• [Provided data]
● ● ● ●

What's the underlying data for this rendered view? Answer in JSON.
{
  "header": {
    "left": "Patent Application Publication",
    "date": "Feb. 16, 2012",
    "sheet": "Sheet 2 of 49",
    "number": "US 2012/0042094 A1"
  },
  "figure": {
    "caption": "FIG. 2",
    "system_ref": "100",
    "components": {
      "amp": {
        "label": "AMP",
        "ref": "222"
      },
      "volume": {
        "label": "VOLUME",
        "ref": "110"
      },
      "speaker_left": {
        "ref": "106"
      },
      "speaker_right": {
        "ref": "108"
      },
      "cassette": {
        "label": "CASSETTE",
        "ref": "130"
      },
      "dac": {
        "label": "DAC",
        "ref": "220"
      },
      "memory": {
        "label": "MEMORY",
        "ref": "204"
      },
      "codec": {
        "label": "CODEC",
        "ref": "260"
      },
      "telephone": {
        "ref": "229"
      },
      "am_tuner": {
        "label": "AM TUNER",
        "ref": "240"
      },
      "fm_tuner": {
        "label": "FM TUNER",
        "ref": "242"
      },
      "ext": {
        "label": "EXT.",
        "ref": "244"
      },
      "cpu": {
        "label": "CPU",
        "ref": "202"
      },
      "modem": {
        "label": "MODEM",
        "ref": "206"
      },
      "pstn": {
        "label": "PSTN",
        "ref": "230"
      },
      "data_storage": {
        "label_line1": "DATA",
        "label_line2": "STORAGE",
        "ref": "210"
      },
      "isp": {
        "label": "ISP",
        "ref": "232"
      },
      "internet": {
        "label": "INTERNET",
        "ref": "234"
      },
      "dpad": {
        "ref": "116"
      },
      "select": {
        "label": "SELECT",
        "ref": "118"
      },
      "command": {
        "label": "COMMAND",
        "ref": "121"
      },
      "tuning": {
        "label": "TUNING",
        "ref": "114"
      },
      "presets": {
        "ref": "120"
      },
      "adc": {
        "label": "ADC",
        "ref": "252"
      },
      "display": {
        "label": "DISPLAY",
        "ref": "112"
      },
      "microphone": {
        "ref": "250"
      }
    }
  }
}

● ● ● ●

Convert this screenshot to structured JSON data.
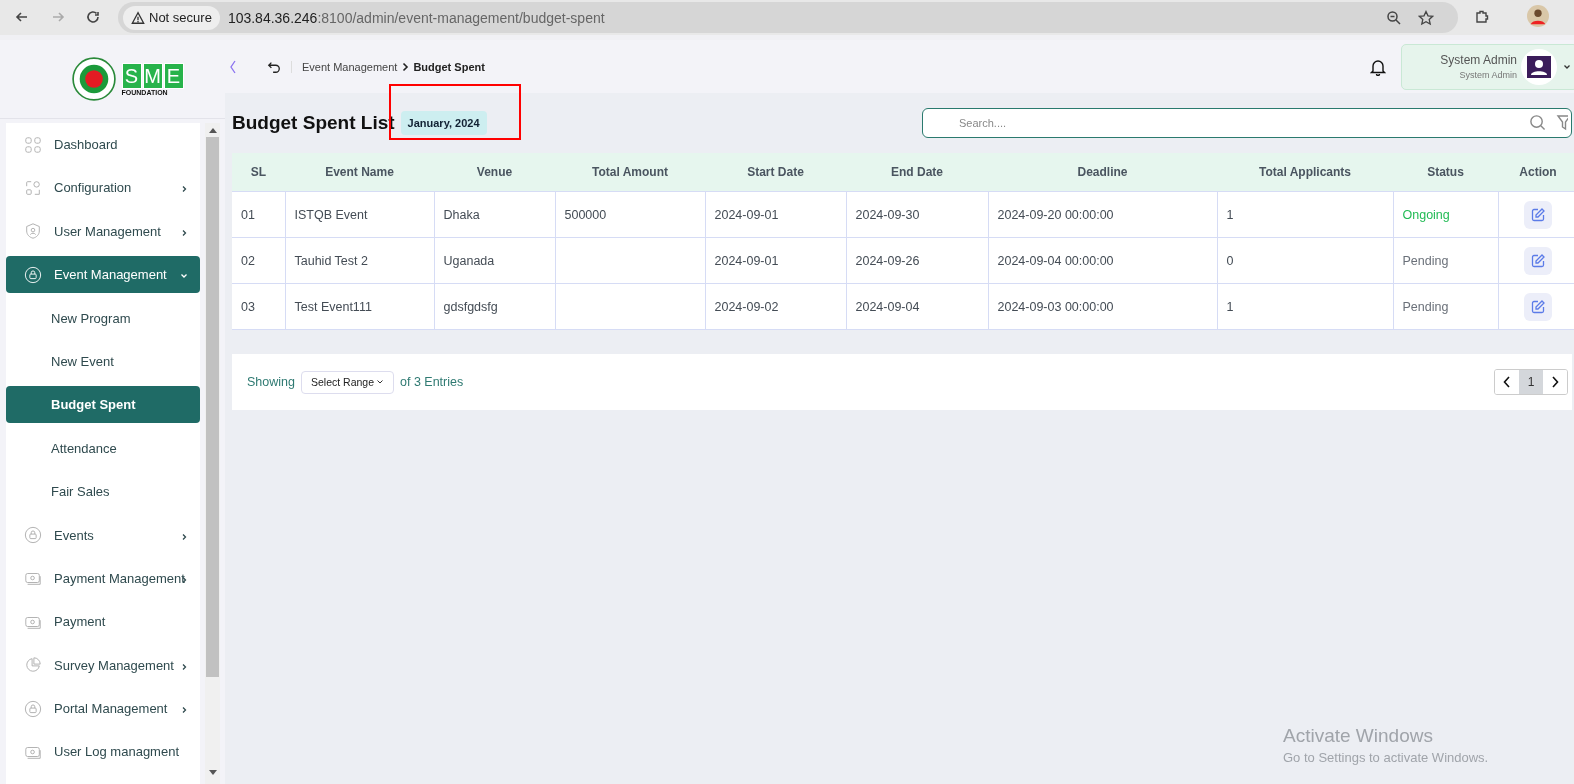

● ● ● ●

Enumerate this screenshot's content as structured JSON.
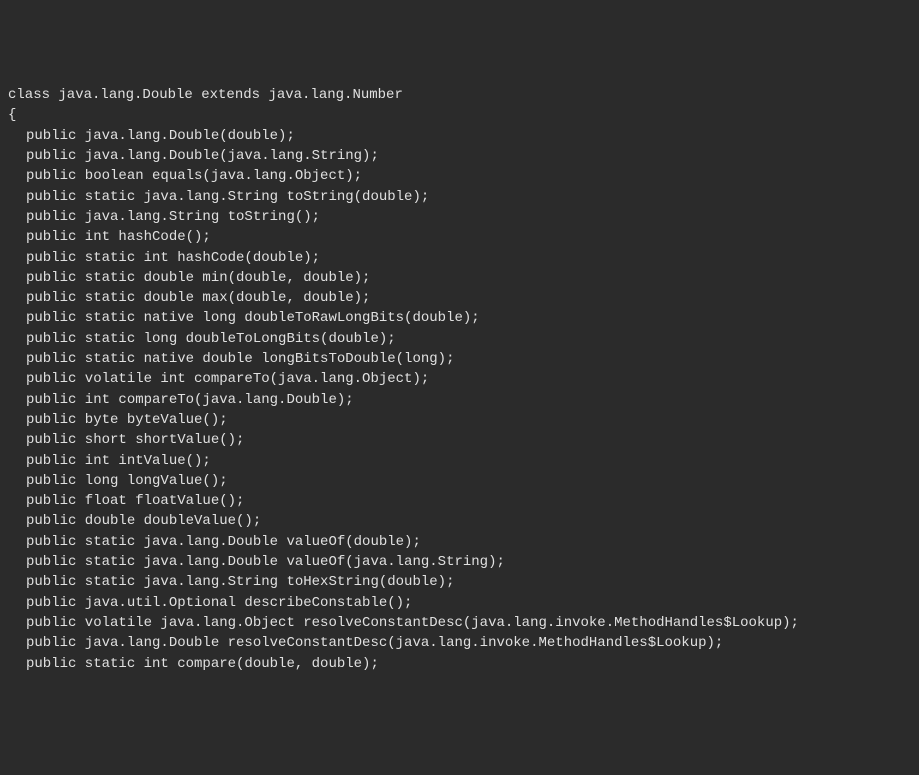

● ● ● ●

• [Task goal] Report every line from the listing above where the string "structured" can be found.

• [Response area]
Convert this screenshot to structured JSON data.
Enumerate this screenshot's content as structured JSON.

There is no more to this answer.